*** INPUT DATA ***

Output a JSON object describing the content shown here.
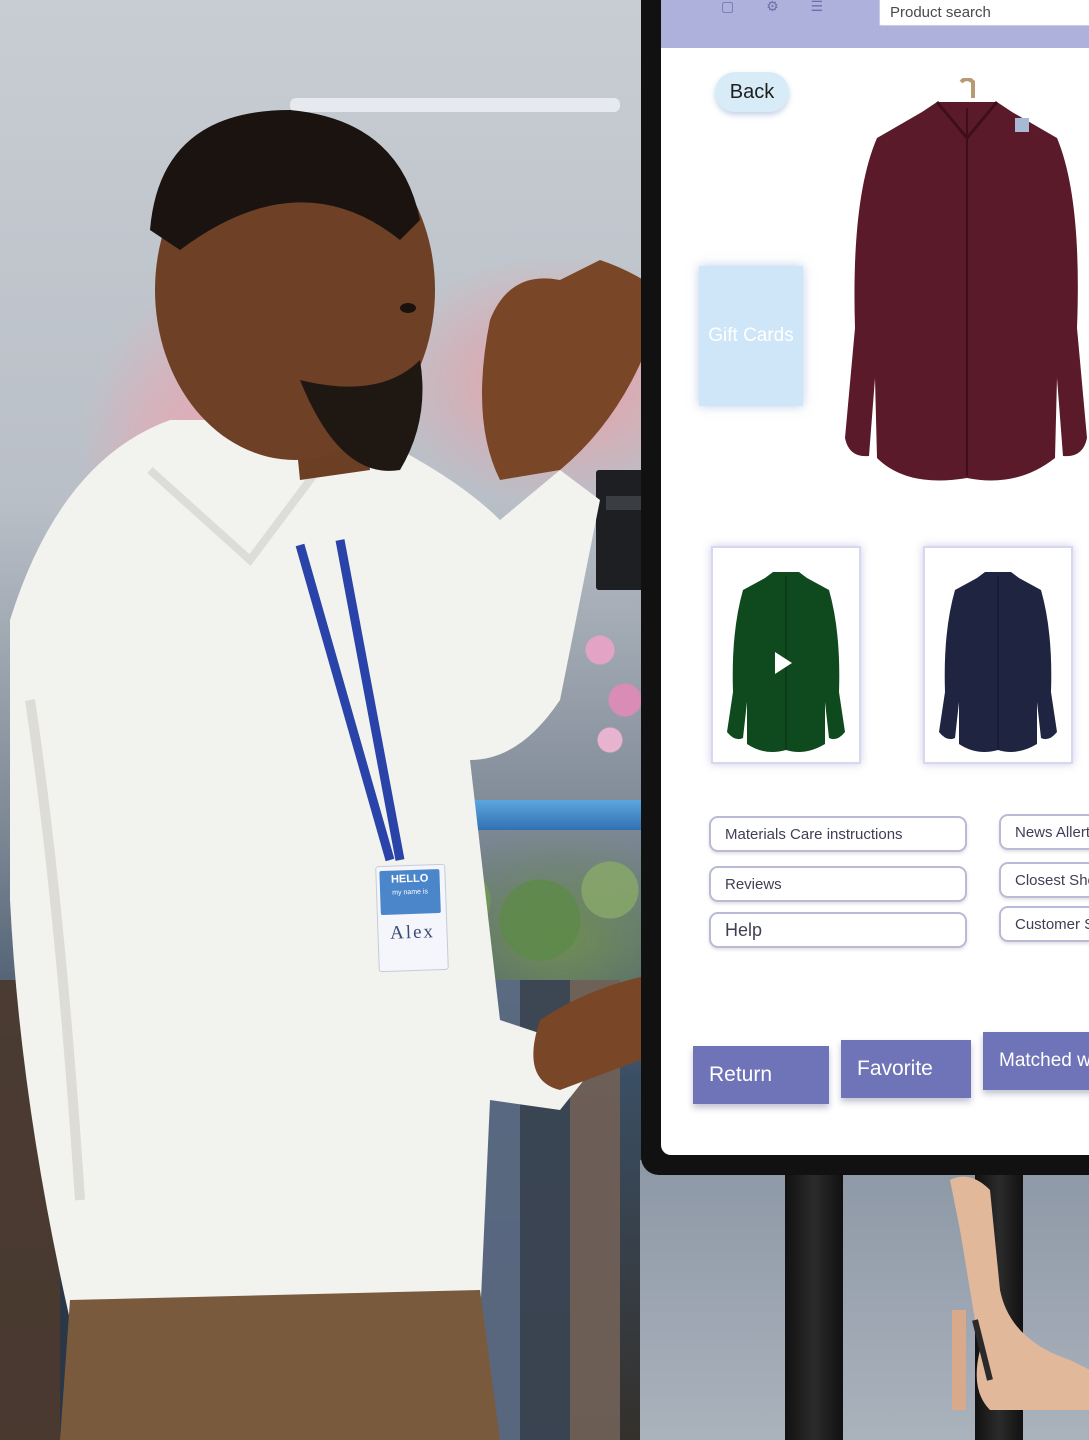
{
  "kiosk": {
    "search_placeholder": "Product search",
    "back_label": "Back",
    "gift_cards_label": "Gift Cards",
    "info_buttons_left": [
      "Materials  Care instructions",
      "Reviews",
      "Help"
    ],
    "info_buttons_right": [
      "News Allert",
      "Closest Shop",
      "Customer S"
    ],
    "actions": [
      "Return",
      "Favorite",
      "Matched wi"
    ],
    "product_colors": [
      "burgundy",
      "green",
      "navy"
    ],
    "top_icons": "▢ ⚙ ☰"
  },
  "badge": {
    "hello": "HELLO",
    "sub": "my name is",
    "name": "Alex"
  },
  "colors": {
    "top_bar": "#aeb1dc",
    "action_button": "#6f73b7",
    "gift_card": "#cfe6f8",
    "burgundy_shirt": "#5a1a2a",
    "green_shirt": "#0f4a1f",
    "navy_shirt": "#1f2440"
  }
}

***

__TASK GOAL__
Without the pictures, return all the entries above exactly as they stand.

__SOLVED EXERCISE__
Output a JSON object describing the content shown here.
{
  "kiosk": {
    "search_placeholder": "Product search",
    "back_label": "Back",
    "gift_cards_label": "Gift Cards",
    "info_buttons_left": [
      "Materials  Care instructions",
      "Reviews",
      "Help"
    ],
    "info_buttons_right": [
      "News Allert",
      "Closest Shop",
      "Customer S"
    ],
    "actions": [
      "Return",
      "Favorite",
      "Matched wi"
    ],
    "product_colors": [
      "burgundy",
      "green",
      "navy"
    ],
    "top_icons": "▢ ⚙ ☰"
  },
  "badge": {
    "hello": "HELLO",
    "sub": "my name is",
    "name": "Alex"
  },
  "colors": {
    "top_bar": "#aeb1dc",
    "action_button": "#6f73b7",
    "gift_card": "#cfe6f8",
    "burgundy_shirt": "#5a1a2a",
    "green_shirt": "#0f4a1f",
    "navy_shirt": "#1f2440"
  }
}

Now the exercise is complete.